How she counteracts mask fatigue:

"Our dancers can take short breaks during class. They can go outside on the sidewalk to breathe for a moment without their mask before coming back in. I'm very proud of them for adapting."

Her go-to warm-up for teaching:

"I first use a jump rope (also mandatory for my students), and follow with a full-body workout from the 7 Minute Workout app, preceding a barre au sol [floor barre] with injury-prevention exercises and dynamic stretching."

How she helps dancers manage their emotions during this time:

"Dancers come into my office to let go of stress. We talk about their frustration with not hugging their friends, we talk about the election, whatever is on their minds. Sometimes in class we will stop and take 15 minutes to let them talk about how their families are doing and make jokes, then we go back to pliés. The young people are very worried. You can see it in their eyes. We have to give them hope, laughter and work."

Her favorite teaching attire:

"I change my training clothes in accordance with the mood of my body. That said, I love teaching in the Gaynor Minden Women's Microtech warm-up dance pants in all available colors, with long-sleeve leotards. For shoes, I wear the Adult "Boost" dance sneaker in pink or black. Because I have long days of work, I often wear the Repetto Boots d'échauffement for a few exercises to relax my feet."

How she coped during the initial difficult months of her illness:

"I live across from the Empire State Building. It was lit red with the heartbeat of New York, and it put me in the consciousness of others suffering. I saw ambulances, one after another, on their way to the hospital. I broke thinking of all the people losing someone while I looked through my window. I thought about essential workers, all those incredible people. I thought about why dance isn't essential and the work we needed to do to make it such. Then I got a puppy, to focus on another life rather than staying wrapped in my own depression. It lifted my spirit. Thinking about your own problems never gets you through them."

The foods she can't live without:

"I must have seafood and vegetables. It is in my DNA to love such things—my ancestors were always by the ocean."

Recommended viewing:

"I recommend dancers watch as many full-length ballets as possible, and avoid snippets of dance out of context. My ultimate recommendation is the film of La Bayadère by Rudolf Nureyev. The cast includes the most incredible étoiles: Isabelle Guérin, Élisabeth Platel, Laurent Hilaire, Jean-Marie Didière, who were once the students of the revolutionary Claude Bessy."

Her ideal day off:

"I have three: one is to explore a new destination, town, forest or hiking trail; another is a lazy day at home; and the third, an important one that I miss due to the pandemic, is to go to the Cathedral of Saint John the Divine, where my soul feels renewed by the sermons and the music."
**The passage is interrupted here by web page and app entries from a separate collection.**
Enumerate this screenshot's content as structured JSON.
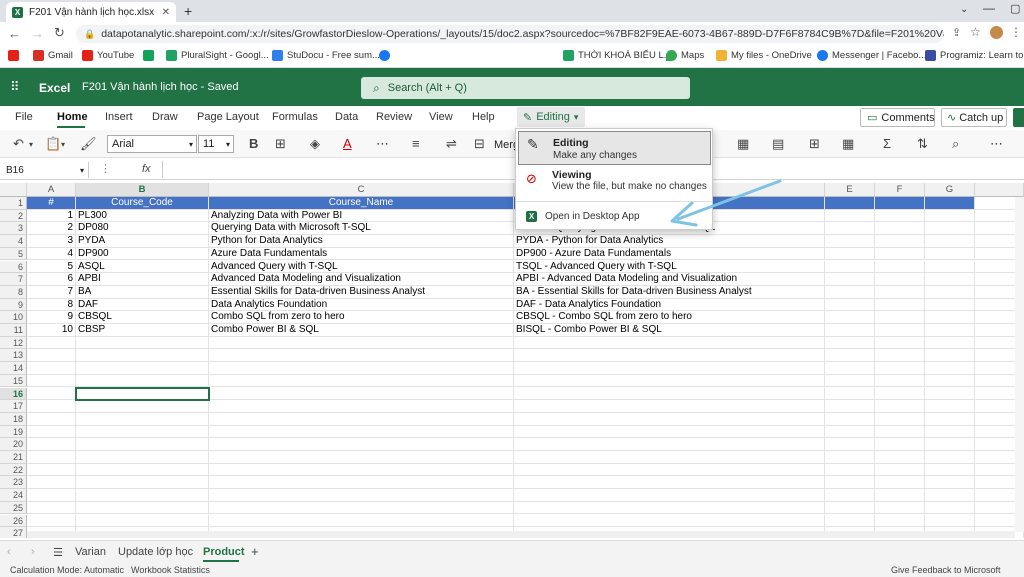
{
  "browser": {
    "tab_title": "F201 Vận hành lịch học.xlsx",
    "url": "datapotanalytic.sharepoint.com/:x:/r/sites/GrowfastorDieslow-Operations/_layouts/15/doc2.aspx?sourcedoc=%7BF82F9EAE-6073-4B67-889D-D7F6F8784C9B%7D&file=F201%20Vận%20hành...",
    "bookmarks": [
      "Gmail",
      "YouTube",
      "PluralSight - Googl...",
      "StuDocu - Free sum...",
      "THỜI KHOÁ BIỂU L...",
      "Maps",
      "My files - OneDrive",
      "Messenger | Facebo...",
      "Programiz: Learn to..."
    ]
  },
  "app": {
    "name": "Excel",
    "file_title": "F201 Vận hành lịch học - Saved",
    "search_placeholder": "Search (Alt + Q)"
  },
  "ribbon": {
    "tabs": [
      "File",
      "Home",
      "Insert",
      "Draw",
      "Page Layout",
      "Formulas",
      "Data",
      "Review",
      "View",
      "Help"
    ],
    "active_tab": "Home",
    "editing_label": "Editing",
    "comments_label": "Comments",
    "catchup_label": "Catch up",
    "font_name": "Arial",
    "font_size": "11",
    "merge_label": "Merg"
  },
  "formula_bar": {
    "name_box": "B16",
    "fx": "fx"
  },
  "grid": {
    "columns": [
      "A",
      "B",
      "C",
      "D",
      "E",
      "F",
      "G"
    ],
    "header_row": [
      "#",
      "Course_Code",
      "Course_Name",
      ""
    ],
    "rows": [
      [
        "1",
        "PL300",
        "Analyzing Data with Power BI",
        "PL300 - Analyzing Data with Power BI"
      ],
      [
        "2",
        "DP080",
        "Querying Data with Microsoft T-SQL",
        "DP080 - Querying Data with Microsoft T-SQL"
      ],
      [
        "3",
        "PYDA",
        "Python for Data Analytics",
        "PYDA - Python for Data Analytics"
      ],
      [
        "4",
        "DP900",
        "Azure Data Fundamentals",
        "DP900 - Azure Data Fundamentals"
      ],
      [
        "5",
        "ASQL",
        "Advanced Query with T-SQL",
        "TSQL - Advanced Query with T-SQL"
      ],
      [
        "6",
        "APBI",
        "Advanced Data Modeling and Visualization",
        "APBI - Advanced Data Modeling and Visualization"
      ],
      [
        "7",
        "BA",
        "Essential Skills for Data-driven Business Analyst",
        "BA  - Essential Skills for Data-driven Business Analyst"
      ],
      [
        "8",
        "DAF",
        "Data Analytics Foundation",
        "DAF - Data Analytics Foundation"
      ],
      [
        "9",
        "CBSQL",
        "Combo SQL from zero to hero",
        "CBSQL - Combo SQL from zero to hero"
      ],
      [
        "10",
        "CBSP",
        "Combo Power BI & SQL",
        "BISQL - Combo Power BI & SQL"
      ]
    ],
    "row_numbers": [
      "1",
      "2",
      "3",
      "4",
      "5",
      "6",
      "7",
      "8",
      "9",
      "10",
      "11",
      "12",
      "13",
      "14",
      "15",
      "16",
      "17",
      "18",
      "19",
      "20",
      "21",
      "22",
      "23",
      "24",
      "25",
      "26",
      "27"
    ],
    "selected_cell": "B16"
  },
  "editing_menu": {
    "editing_title": "Editing",
    "editing_desc": "Make any changes",
    "viewing_title": "Viewing",
    "viewing_desc": "View the file, but make no changes",
    "open_desktop": "Open in Desktop App"
  },
  "sheets": {
    "tabs": [
      "Varian",
      "Update lớp học",
      "Product"
    ],
    "active": "Product"
  },
  "status": {
    "calc_mode": "Calculation Mode: Automatic",
    "workbook_stats": "Workbook Statistics",
    "feedback": "Give Feedback to Microsoft"
  },
  "colors": {
    "excel_green": "#217346",
    "header_blue": "#4472c4",
    "arrow": "#7ec3e6"
  }
}
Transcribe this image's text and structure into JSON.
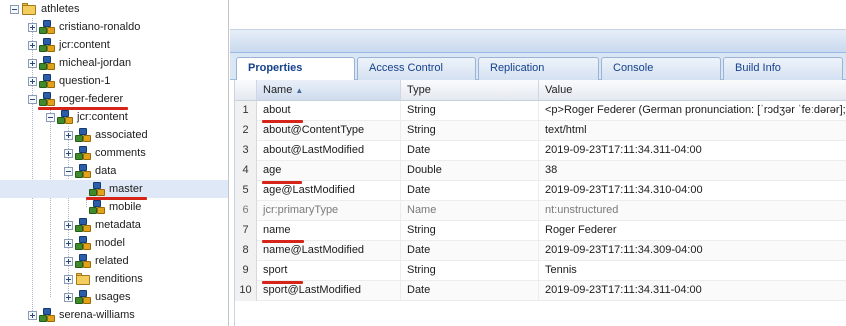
{
  "tree": {
    "root": {
      "label": "athletes",
      "icon": "folder-icon"
    },
    "items": [
      {
        "label": "cristiano-ronaldo",
        "icon": "node-icon",
        "expander": "plus"
      },
      {
        "label": "jcr:content",
        "icon": "node-icon",
        "expander": "plus"
      },
      {
        "label": "micheal-jordan",
        "icon": "node-icon",
        "expander": "plus"
      },
      {
        "label": "question-1",
        "icon": "node-icon",
        "expander": "plus"
      },
      {
        "label": "roger-federer",
        "icon": "node-icon",
        "expander": "minus"
      },
      {
        "label": "jcr:content",
        "icon": "node-icon",
        "expander": "minus"
      },
      {
        "label": "associated",
        "icon": "node-icon",
        "expander": "plus"
      },
      {
        "label": "comments",
        "icon": "node-icon",
        "expander": "plus"
      },
      {
        "label": "data",
        "icon": "node-icon",
        "expander": "minus"
      },
      {
        "label": "master",
        "icon": "node-icon",
        "expander": "none",
        "selected": true
      },
      {
        "label": "mobile",
        "icon": "node-icon",
        "expander": "none"
      },
      {
        "label": "metadata",
        "icon": "node-icon",
        "expander": "plus"
      },
      {
        "label": "model",
        "icon": "node-icon",
        "expander": "plus"
      },
      {
        "label": "related",
        "icon": "node-icon",
        "expander": "plus"
      },
      {
        "label": "renditions",
        "icon": "folder-icon",
        "expander": "plus"
      },
      {
        "label": "usages",
        "icon": "node-icon",
        "expander": "plus"
      },
      {
        "label": "serena-williams",
        "icon": "node-icon",
        "expander": "plus"
      }
    ]
  },
  "tabs": [
    {
      "label": "Properties",
      "active": true
    },
    {
      "label": "Access Control",
      "active": false
    },
    {
      "label": "Replication",
      "active": false
    },
    {
      "label": "Console",
      "active": false
    },
    {
      "label": "Build Info",
      "active": false
    }
  ],
  "grid": {
    "columns": {
      "name": "Name",
      "type": "Type",
      "value": "Value"
    },
    "sort": {
      "column": "name",
      "direction": "ascending"
    },
    "rows": [
      {
        "num": "1",
        "name": "about",
        "type": "String",
        "value": "<p>Roger Federer (German pronunciation: [ˈrɔdʒər ˈfeːdərər];"
      },
      {
        "num": "2",
        "name": "about@ContentType",
        "type": "String",
        "value": "text/html"
      },
      {
        "num": "3",
        "name": "about@LastModified",
        "type": "Date",
        "value": "2019-09-23T17:11:34.311-04:00"
      },
      {
        "num": "4",
        "name": "age",
        "type": "Double",
        "value": "38"
      },
      {
        "num": "5",
        "name": "age@LastModified",
        "type": "Date",
        "value": "2019-09-23T17:11:34.310-04:00"
      },
      {
        "num": "6",
        "name": "jcr:primaryType",
        "type": "Name",
        "value": "nt:unstructured",
        "protected": true
      },
      {
        "num": "7",
        "name": "name",
        "type": "String",
        "value": "Roger Federer"
      },
      {
        "num": "8",
        "name": "name@LastModified",
        "type": "Date",
        "value": "2019-09-23T17:11:34.309-04:00"
      },
      {
        "num": "9",
        "name": "sport",
        "type": "String",
        "value": "Tennis"
      },
      {
        "num": "10",
        "name": "sport@LastModified",
        "type": "Date",
        "value": "2019-09-23T17:11:34.311-04:00"
      }
    ]
  },
  "annotations": {
    "underlined_tree_items": [
      "roger-federer",
      "master"
    ],
    "underlined_properties": [
      "about",
      "age",
      "name",
      "sport"
    ],
    "color": "#d62418"
  },
  "colors": {
    "selection": "#dfe8f6",
    "tab_text": "#15428b",
    "panel_border": "#99bbe8"
  }
}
Teachers Trending

Annika Abel Photography, courtesy Griffith

When the murder of George Floyd in Minneapolis last May catalyzed nationwide protests against systemic racism, the tap community resumed longstanding conversations about teaching a Black art form in the era of Black Lives Matter. As these dialogues unfolded on social media, veteran Dorrance Dance member Karida Griffith commented infrequently, finding it difficult to participate in a meaningful way.
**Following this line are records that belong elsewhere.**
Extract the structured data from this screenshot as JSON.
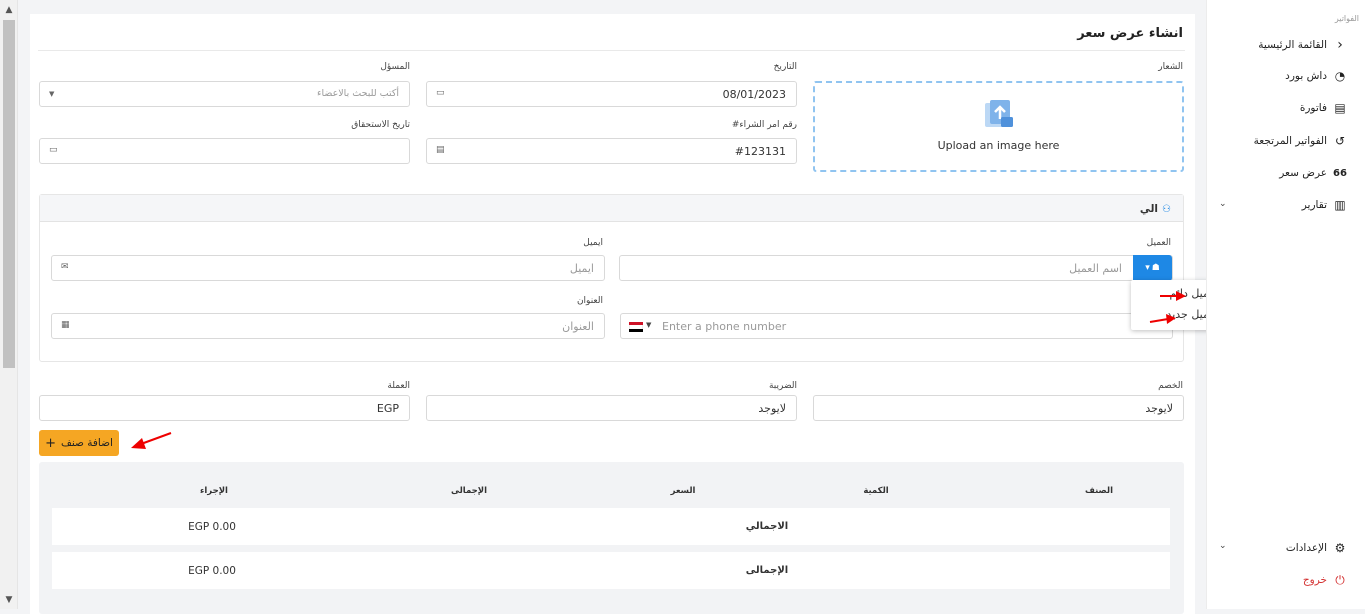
{
  "page": {
    "title": "انشاء عرض سعر"
  },
  "form": {
    "logo_label": "الشعار",
    "upload_text": "Upload an image here",
    "date_label": "التاريخ",
    "date_value": "08/01/2023",
    "responsible_label": "المسؤل",
    "responsible_placeholder": "أكتب للبحث بالاعضاء",
    "po_label": "رقم امر الشراء#",
    "po_value": "#123131",
    "due_label": "تاريخ الاستحقاق",
    "due_value": ""
  },
  "to": {
    "title": "الي",
    "client_label": "العميل",
    "client_placeholder": "اسم العميل",
    "email_label": "ايميل",
    "email_placeholder": "ايميل",
    "phone_placeholder": "Enter a phone number",
    "address_label": "العنوان",
    "address_placeholder": "العنوان",
    "dropdown": [
      "عميل دائم",
      "عميل جديد"
    ]
  },
  "settings": {
    "discount_label": "الخصم",
    "discount_value": "لايوجد",
    "tax_label": "الضريبة",
    "tax_value": "لايوجد",
    "currency_label": "العملة",
    "currency_value": "EGP"
  },
  "add_item_button": "اضافة صنف",
  "table": {
    "headers": [
      "الصنف",
      "الكمية",
      "السعر",
      "الإجمالى",
      "الإجراء"
    ],
    "rows": [
      {
        "label": "الاجمالي",
        "amount": "EGP 0.00"
      },
      {
        "label": "الإجمالى",
        "amount": "EGP 0.00"
      }
    ]
  },
  "sidebar": {
    "section": "الفواتير",
    "items": [
      {
        "label": "القائمة الرئيسية",
        "icon": "chevron-left-icon"
      },
      {
        "label": "داش بورد",
        "icon": "dashboard-icon"
      },
      {
        "label": "فاتورة",
        "icon": "invoice-icon"
      },
      {
        "label": "الفواتير المرتجعة",
        "icon": "return-icon"
      },
      {
        "label": "عرض سعر",
        "icon": "quote-icon"
      },
      {
        "label": "تقارير",
        "icon": "chart-icon"
      }
    ],
    "settings_label": "الإعدادات",
    "logout_label": "خروج"
  },
  "colors": {
    "accent": "#f5a623",
    "primary": "#1e88e5",
    "danger": "#d32f2f"
  }
}
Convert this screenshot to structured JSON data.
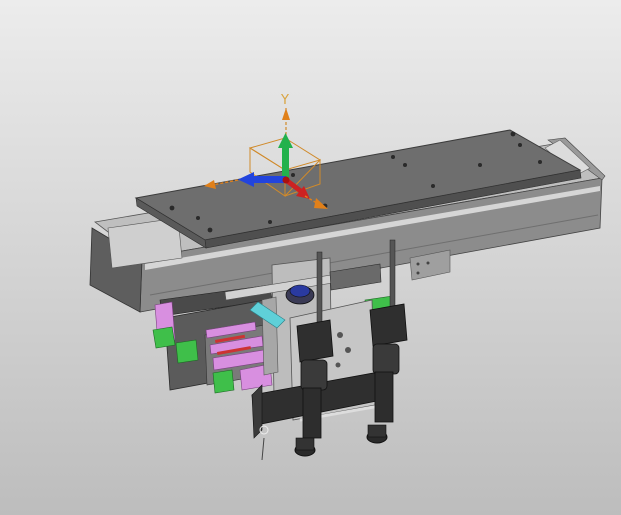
{
  "viewport": {
    "background_top": "#ececec",
    "background_bottom": "#bdbdbd"
  },
  "triad": {
    "y_label": "Y",
    "y_color": "#d9a441",
    "x_color": "#e0801a",
    "z_color": "#e0801a",
    "y_arrow_color": "#22b14c",
    "x_arrow_color": "#2244dd",
    "z_arrow_color": "#cc2222"
  },
  "colors": {
    "plate_top": "#6d6d6d",
    "plate_edge": "#4f4f4f",
    "rail_body": "#8a8a8a",
    "rail_side": "#5c5c5c",
    "rail_light": "#d6d6d6",
    "green_parts": "#3fbf4a",
    "pink_parts": "#d88fe0",
    "cyan_part": "#5fd0d8",
    "dark_parts": "#2f2f2f"
  }
}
"I had a hard time watching people have these conversations without historical context and knowledge," says Griffith, who now resides in her hometown of Portland, Oregon, after many years in New York City. "It was clear that there was so much information missing."
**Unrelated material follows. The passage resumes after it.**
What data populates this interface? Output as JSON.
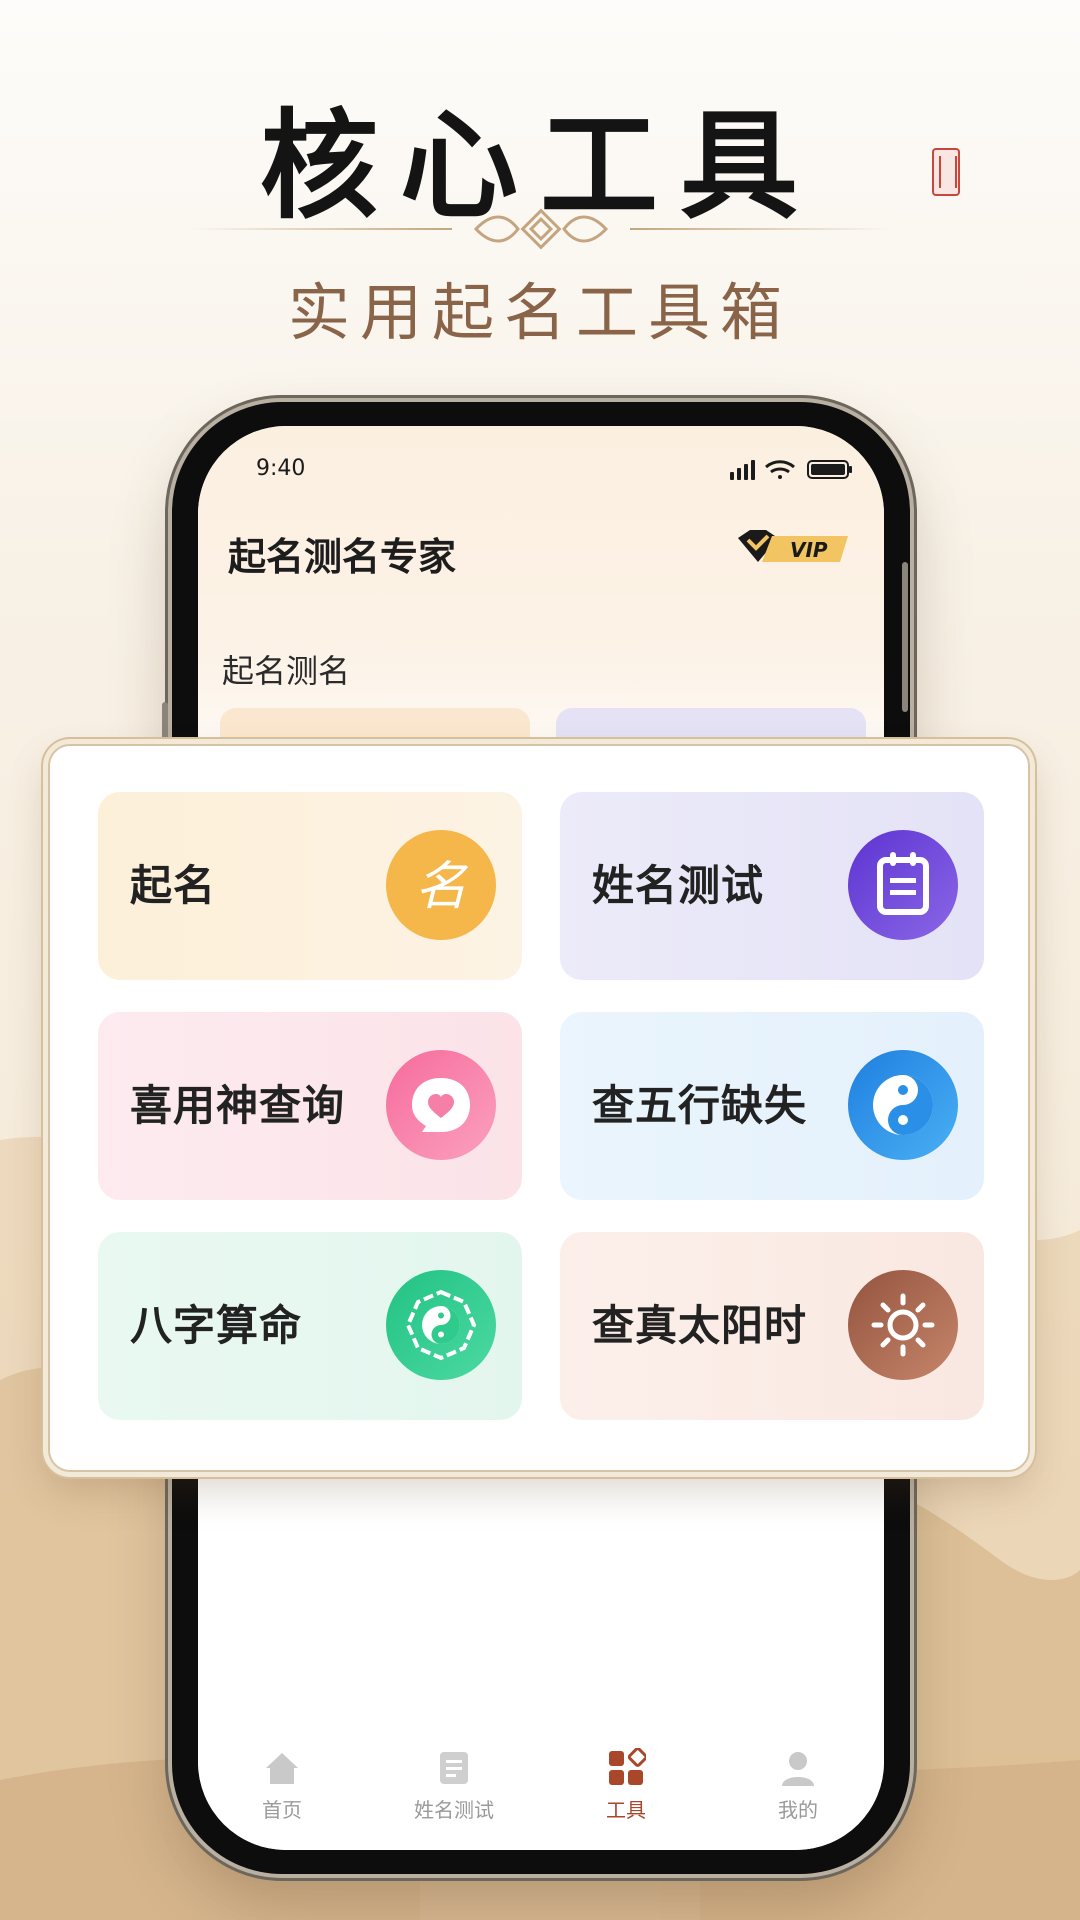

For example, she observed people discussing tap while demonstrating ignorance about Black culture. Or, posts that tried to impose upon tap the history or aesthetics of European dance forms.

Keep reading... Show less

Get Dance Business Weekly in your inbox

Sign Up Used in accordance with our Privacy Policy.